• _Provided records_:

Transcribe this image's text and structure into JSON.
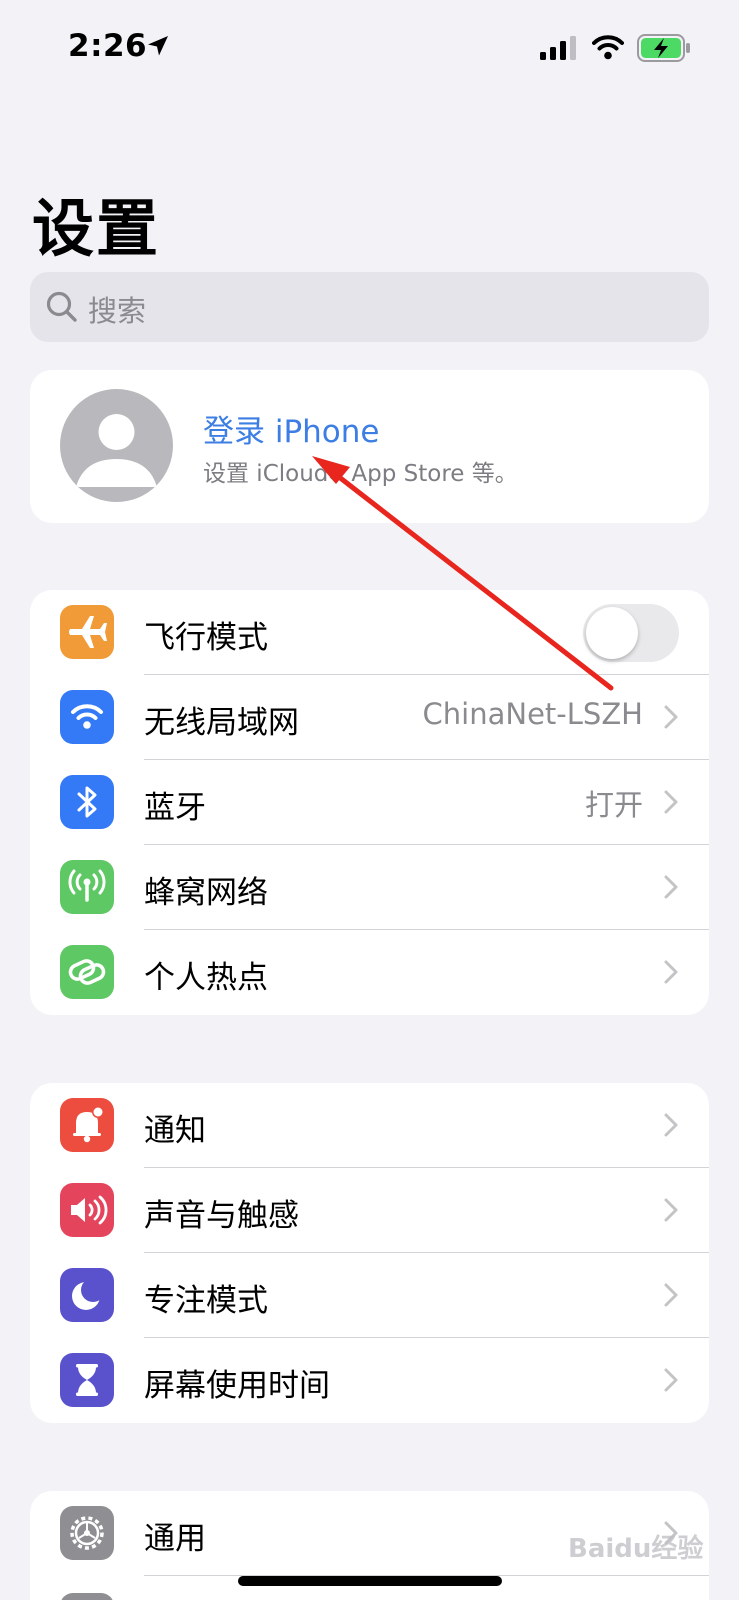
{
  "status_bar": {
    "time": "2:26",
    "location_icon": "location-arrow-icon",
    "signal_icon": "cellular-signal-icon",
    "wifi_icon": "wifi-icon",
    "battery_icon": "battery-charging-icon",
    "battery_color": "#4cd964"
  },
  "header": {
    "title": "设置"
  },
  "search": {
    "placeholder": "搜索",
    "icon": "search-icon"
  },
  "profile": {
    "title": "登录 iPhone",
    "subtitle": "设置 iCloud、App Store 等。",
    "title_color": "#3c7ee4"
  },
  "groups": [
    {
      "rows": [
        {
          "label": "飞行模式",
          "icon": "airplane-icon",
          "icon_bg": "#f19a38",
          "toggle": false
        },
        {
          "label": "无线局域网",
          "icon": "wifi-icon",
          "icon_bg": "#3479f5",
          "value": "ChinaNet-LSZH"
        },
        {
          "label": "蓝牙",
          "icon": "bluetooth-icon",
          "icon_bg": "#3479f5",
          "value": "打开"
        },
        {
          "label": "蜂窝网络",
          "icon": "cellular-antenna-icon",
          "icon_bg": "#5ec864"
        },
        {
          "label": "个人热点",
          "icon": "hotspot-icon",
          "icon_bg": "#5ec864"
        }
      ]
    },
    {
      "rows": [
        {
          "label": "通知",
          "icon": "bell-icon",
          "icon_bg": "#ec4d3e"
        },
        {
          "label": "声音与触感",
          "icon": "speaker-icon",
          "icon_bg": "#e5455c"
        },
        {
          "label": "专注模式",
          "icon": "moon-icon",
          "icon_bg": "#5a52cc"
        },
        {
          "label": "屏幕使用时间",
          "icon": "hourglass-icon",
          "icon_bg": "#5a52cc"
        }
      ]
    },
    {
      "rows": [
        {
          "label": "通用",
          "icon": "gear-icon",
          "icon_bg": "#8e8e93"
        }
      ]
    }
  ],
  "annotation": {
    "arrow_color": "#e8261e"
  },
  "watermark": {
    "text": "Baidu经验"
  }
}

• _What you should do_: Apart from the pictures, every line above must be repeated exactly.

• _Written reply_:
Transcribe this image's text and structure into JSON.
{
  "status_bar": {
    "time": "2:26",
    "location_icon": "location-arrow-icon",
    "signal_icon": "cellular-signal-icon",
    "wifi_icon": "wifi-icon",
    "battery_icon": "battery-charging-icon",
    "battery_color": "#4cd964"
  },
  "header": {
    "title": "设置"
  },
  "search": {
    "placeholder": "搜索",
    "icon": "search-icon"
  },
  "profile": {
    "title": "登录 iPhone",
    "subtitle": "设置 iCloud、App Store 等。",
    "title_color": "#3c7ee4"
  },
  "groups": [
    {
      "rows": [
        {
          "label": "飞行模式",
          "icon": "airplane-icon",
          "icon_bg": "#f19a38",
          "toggle": false
        },
        {
          "label": "无线局域网",
          "icon": "wifi-icon",
          "icon_bg": "#3479f5",
          "value": "ChinaNet-LSZH"
        },
        {
          "label": "蓝牙",
          "icon": "bluetooth-icon",
          "icon_bg": "#3479f5",
          "value": "打开"
        },
        {
          "label": "蜂窝网络",
          "icon": "cellular-antenna-icon",
          "icon_bg": "#5ec864"
        },
        {
          "label": "个人热点",
          "icon": "hotspot-icon",
          "icon_bg": "#5ec864"
        }
      ]
    },
    {
      "rows": [
        {
          "label": "通知",
          "icon": "bell-icon",
          "icon_bg": "#ec4d3e"
        },
        {
          "label": "声音与触感",
          "icon": "speaker-icon",
          "icon_bg": "#e5455c"
        },
        {
          "label": "专注模式",
          "icon": "moon-icon",
          "icon_bg": "#5a52cc"
        },
        {
          "label": "屏幕使用时间",
          "icon": "hourglass-icon",
          "icon_bg": "#5a52cc"
        }
      ]
    },
    {
      "rows": [
        {
          "label": "通用",
          "icon": "gear-icon",
          "icon_bg": "#8e8e93"
        }
      ]
    }
  ],
  "annotation": {
    "arrow_color": "#e8261e"
  },
  "watermark": {
    "text": "Baidu经验"
  }
}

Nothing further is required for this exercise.